◆ About this exercise ◆
The data beneath this task has to be reprinted character for character.

◆ Extracted information ◆
===
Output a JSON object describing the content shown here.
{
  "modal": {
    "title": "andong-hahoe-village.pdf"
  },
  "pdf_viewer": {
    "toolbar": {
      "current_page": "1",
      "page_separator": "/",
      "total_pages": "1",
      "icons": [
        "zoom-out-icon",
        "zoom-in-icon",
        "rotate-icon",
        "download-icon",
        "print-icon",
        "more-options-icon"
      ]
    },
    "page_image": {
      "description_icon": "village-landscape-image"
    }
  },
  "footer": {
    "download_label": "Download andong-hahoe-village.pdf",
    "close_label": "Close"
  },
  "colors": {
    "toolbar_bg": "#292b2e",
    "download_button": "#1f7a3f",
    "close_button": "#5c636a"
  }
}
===
◆ Response area ◆
Output a JSON object describing the content shown here.
{
  "modal": {
    "title": "andong-hahoe-village.pdf"
  },
  "pdf_viewer": {
    "toolbar": {
      "current_page": "1",
      "page_separator": "/",
      "total_pages": "1",
      "icons": [
        "zoom-out-icon",
        "zoom-in-icon",
        "rotate-icon",
        "download-icon",
        "print-icon",
        "more-options-icon"
      ]
    },
    "page_image": {
      "description_icon": "village-landscape-image"
    }
  },
  "footer": {
    "download_label": "Download andong-hahoe-village.pdf",
    "close_label": "Close"
  },
  "colors": {
    "toolbar_bg": "#292b2e",
    "download_button": "#1f7a3f",
    "close_button": "#5c636a"
  }
}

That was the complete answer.